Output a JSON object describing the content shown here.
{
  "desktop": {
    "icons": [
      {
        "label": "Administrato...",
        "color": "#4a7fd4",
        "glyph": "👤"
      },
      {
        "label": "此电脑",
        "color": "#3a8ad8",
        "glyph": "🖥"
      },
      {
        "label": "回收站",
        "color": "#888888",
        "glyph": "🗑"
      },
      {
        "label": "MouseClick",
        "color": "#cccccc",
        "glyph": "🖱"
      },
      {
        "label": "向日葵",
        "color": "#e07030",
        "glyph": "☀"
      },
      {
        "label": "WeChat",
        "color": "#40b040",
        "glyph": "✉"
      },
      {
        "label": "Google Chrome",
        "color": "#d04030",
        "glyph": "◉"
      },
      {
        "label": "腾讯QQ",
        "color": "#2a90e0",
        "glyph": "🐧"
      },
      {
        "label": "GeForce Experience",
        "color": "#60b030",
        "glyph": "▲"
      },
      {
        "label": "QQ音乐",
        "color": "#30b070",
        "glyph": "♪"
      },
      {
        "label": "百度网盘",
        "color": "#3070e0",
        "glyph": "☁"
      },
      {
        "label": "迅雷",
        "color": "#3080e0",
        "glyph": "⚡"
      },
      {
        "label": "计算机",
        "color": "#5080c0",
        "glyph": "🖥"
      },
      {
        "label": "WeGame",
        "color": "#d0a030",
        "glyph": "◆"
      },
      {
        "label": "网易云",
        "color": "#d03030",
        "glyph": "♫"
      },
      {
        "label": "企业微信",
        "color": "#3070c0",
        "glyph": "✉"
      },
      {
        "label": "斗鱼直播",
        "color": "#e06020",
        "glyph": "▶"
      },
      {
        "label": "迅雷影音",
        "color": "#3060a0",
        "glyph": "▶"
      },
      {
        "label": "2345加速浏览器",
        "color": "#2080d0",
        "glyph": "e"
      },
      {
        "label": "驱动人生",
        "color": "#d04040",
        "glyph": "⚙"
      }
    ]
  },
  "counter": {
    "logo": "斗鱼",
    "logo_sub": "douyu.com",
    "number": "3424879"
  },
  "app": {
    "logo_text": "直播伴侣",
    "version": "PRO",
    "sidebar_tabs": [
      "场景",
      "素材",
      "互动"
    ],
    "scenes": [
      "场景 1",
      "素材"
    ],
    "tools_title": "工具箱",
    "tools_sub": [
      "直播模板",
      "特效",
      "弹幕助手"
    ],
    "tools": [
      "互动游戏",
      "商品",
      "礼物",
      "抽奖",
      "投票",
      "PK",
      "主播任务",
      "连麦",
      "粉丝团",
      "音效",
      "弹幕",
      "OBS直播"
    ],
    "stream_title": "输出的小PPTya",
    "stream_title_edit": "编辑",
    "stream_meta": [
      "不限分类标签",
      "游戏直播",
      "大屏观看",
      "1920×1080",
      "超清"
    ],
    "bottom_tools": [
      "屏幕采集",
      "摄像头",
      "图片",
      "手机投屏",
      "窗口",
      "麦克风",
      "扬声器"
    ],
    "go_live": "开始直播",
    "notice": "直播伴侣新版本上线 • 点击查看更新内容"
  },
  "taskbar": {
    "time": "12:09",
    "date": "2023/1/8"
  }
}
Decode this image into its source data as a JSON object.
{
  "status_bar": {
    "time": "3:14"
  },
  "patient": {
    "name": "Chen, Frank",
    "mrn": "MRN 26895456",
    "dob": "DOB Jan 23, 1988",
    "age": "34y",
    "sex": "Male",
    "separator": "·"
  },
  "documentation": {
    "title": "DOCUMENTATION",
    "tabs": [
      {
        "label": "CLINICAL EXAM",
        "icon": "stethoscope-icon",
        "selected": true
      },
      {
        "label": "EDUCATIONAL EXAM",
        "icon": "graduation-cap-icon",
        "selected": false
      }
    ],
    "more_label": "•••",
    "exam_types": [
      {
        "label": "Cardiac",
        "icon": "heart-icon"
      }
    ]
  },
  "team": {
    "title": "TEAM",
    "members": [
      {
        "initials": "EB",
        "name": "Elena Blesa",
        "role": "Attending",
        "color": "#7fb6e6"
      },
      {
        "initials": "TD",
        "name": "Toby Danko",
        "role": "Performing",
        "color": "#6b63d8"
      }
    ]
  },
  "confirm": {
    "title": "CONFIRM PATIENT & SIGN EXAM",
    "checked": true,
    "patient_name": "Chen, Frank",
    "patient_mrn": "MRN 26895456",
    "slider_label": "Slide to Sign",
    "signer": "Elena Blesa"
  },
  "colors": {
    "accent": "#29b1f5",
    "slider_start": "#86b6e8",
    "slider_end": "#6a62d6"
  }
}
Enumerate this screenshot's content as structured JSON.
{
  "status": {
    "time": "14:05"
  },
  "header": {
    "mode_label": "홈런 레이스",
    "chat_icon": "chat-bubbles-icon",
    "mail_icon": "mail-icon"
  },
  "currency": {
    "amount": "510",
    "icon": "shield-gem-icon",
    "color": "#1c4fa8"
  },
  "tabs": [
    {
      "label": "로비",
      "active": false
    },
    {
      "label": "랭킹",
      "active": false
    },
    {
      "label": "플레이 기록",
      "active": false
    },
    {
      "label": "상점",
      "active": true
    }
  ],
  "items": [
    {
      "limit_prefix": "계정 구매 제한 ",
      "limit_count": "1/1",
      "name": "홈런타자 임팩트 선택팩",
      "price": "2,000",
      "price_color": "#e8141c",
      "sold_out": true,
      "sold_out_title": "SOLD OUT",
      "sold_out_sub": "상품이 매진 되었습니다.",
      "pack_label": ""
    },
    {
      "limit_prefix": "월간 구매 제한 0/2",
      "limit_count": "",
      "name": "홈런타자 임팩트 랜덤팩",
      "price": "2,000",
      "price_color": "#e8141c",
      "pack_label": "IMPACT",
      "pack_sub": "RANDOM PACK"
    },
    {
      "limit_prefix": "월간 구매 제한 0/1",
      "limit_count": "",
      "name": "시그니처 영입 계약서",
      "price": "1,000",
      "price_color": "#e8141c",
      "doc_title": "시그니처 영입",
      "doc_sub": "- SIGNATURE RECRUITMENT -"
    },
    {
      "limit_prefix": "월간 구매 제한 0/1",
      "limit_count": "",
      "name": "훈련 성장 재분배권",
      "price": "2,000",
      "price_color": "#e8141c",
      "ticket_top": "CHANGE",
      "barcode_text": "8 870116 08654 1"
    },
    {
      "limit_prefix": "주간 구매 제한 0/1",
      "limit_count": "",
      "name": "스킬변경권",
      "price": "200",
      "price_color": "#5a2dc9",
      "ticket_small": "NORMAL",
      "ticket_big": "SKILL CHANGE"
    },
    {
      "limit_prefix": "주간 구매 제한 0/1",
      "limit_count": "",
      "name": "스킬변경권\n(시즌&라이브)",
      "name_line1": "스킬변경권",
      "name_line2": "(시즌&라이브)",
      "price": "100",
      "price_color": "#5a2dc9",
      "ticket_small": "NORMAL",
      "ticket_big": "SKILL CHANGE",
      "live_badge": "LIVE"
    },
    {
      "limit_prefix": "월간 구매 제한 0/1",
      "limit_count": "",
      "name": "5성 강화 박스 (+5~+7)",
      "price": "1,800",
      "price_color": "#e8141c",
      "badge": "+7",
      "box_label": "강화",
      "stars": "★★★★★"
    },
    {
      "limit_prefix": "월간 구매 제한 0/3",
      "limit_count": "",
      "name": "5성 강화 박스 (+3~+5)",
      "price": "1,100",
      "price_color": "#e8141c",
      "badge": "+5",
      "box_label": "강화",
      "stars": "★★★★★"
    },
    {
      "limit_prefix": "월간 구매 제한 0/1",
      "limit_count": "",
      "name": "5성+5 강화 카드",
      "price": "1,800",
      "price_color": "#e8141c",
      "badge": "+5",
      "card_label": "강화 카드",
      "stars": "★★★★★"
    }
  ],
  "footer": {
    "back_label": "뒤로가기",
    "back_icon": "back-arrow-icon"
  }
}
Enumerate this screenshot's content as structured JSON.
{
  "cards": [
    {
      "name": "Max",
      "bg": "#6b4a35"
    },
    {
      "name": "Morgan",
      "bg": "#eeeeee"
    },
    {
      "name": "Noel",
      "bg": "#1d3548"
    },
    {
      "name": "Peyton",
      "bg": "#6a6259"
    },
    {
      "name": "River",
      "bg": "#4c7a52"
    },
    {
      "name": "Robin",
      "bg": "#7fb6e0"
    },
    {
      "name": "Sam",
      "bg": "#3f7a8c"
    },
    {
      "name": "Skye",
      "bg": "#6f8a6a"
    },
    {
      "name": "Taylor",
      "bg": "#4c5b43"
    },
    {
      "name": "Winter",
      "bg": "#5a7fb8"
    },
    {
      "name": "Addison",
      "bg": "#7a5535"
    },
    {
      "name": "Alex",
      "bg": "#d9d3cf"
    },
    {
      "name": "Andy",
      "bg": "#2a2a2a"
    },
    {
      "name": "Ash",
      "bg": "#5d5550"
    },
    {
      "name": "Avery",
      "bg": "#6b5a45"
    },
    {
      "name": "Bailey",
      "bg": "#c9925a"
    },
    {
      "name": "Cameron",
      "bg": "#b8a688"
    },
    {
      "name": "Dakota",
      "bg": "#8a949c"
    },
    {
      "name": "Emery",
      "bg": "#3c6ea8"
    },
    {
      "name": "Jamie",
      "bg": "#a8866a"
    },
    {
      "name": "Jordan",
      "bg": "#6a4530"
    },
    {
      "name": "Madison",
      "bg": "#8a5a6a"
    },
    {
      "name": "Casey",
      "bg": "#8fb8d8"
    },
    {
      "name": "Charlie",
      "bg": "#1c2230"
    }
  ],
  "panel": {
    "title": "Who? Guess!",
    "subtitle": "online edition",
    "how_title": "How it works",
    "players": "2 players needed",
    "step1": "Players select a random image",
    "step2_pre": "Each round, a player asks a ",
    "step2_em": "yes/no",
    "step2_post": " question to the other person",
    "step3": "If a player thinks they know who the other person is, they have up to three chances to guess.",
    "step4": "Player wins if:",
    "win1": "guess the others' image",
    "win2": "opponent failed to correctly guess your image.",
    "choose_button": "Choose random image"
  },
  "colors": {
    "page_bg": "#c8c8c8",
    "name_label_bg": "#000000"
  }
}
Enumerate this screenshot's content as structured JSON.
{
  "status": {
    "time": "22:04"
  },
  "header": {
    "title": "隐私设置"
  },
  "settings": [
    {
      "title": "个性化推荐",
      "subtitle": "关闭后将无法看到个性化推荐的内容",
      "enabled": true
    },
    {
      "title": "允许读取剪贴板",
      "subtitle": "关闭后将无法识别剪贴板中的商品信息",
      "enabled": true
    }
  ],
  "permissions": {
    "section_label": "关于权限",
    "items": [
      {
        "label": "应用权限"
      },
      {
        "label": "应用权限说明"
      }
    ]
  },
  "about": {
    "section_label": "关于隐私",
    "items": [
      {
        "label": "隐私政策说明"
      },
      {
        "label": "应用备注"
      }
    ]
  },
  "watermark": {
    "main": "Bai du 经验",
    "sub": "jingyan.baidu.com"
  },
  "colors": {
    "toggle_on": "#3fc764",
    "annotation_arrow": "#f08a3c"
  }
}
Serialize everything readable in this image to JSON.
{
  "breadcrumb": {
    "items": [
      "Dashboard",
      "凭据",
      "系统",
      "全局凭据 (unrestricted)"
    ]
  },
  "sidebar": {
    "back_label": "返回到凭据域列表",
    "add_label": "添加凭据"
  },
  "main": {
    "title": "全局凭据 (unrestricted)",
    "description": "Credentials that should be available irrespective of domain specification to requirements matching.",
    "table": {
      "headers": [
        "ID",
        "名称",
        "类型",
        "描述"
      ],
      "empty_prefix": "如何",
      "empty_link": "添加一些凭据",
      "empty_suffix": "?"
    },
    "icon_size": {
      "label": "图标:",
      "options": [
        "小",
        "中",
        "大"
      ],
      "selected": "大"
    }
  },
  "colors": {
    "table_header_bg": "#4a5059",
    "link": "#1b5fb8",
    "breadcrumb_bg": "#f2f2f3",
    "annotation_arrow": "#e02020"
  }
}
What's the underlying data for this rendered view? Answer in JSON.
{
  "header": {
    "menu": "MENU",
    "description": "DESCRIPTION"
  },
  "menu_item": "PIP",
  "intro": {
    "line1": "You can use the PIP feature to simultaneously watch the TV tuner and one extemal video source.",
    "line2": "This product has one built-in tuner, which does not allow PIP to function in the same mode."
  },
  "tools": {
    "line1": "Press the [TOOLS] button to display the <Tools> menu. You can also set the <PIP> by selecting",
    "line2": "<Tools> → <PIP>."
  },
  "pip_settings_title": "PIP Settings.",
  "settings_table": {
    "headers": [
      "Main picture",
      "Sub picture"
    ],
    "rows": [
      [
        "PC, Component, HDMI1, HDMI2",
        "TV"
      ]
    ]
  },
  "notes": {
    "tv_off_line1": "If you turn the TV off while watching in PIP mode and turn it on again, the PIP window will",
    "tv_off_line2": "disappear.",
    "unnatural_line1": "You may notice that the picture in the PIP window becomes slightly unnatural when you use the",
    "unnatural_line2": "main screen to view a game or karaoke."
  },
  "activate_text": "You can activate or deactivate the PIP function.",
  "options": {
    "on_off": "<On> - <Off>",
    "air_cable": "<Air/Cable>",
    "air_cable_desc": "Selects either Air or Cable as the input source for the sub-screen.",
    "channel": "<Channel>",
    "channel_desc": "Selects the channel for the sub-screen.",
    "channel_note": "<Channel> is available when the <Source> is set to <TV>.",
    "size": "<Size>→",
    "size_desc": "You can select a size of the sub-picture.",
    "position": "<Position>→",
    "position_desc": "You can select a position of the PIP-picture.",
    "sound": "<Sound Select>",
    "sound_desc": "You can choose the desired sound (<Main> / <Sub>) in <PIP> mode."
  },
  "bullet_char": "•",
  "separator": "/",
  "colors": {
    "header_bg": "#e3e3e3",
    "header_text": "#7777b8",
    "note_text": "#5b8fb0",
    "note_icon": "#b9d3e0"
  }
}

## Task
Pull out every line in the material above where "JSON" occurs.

## Answer section
Output a JSON object describing the content shown here.
Decode this image into its source data as a JSON object.
Enumerate this screenshot's content as structured JSON.
Enumerate this screenshot's content as structured JSON.
Enumerate this screenshot's content as structured JSON.
Serialize everything readable in this image to JSON.
What's the underlying data for this rendered view? Answer in JSON.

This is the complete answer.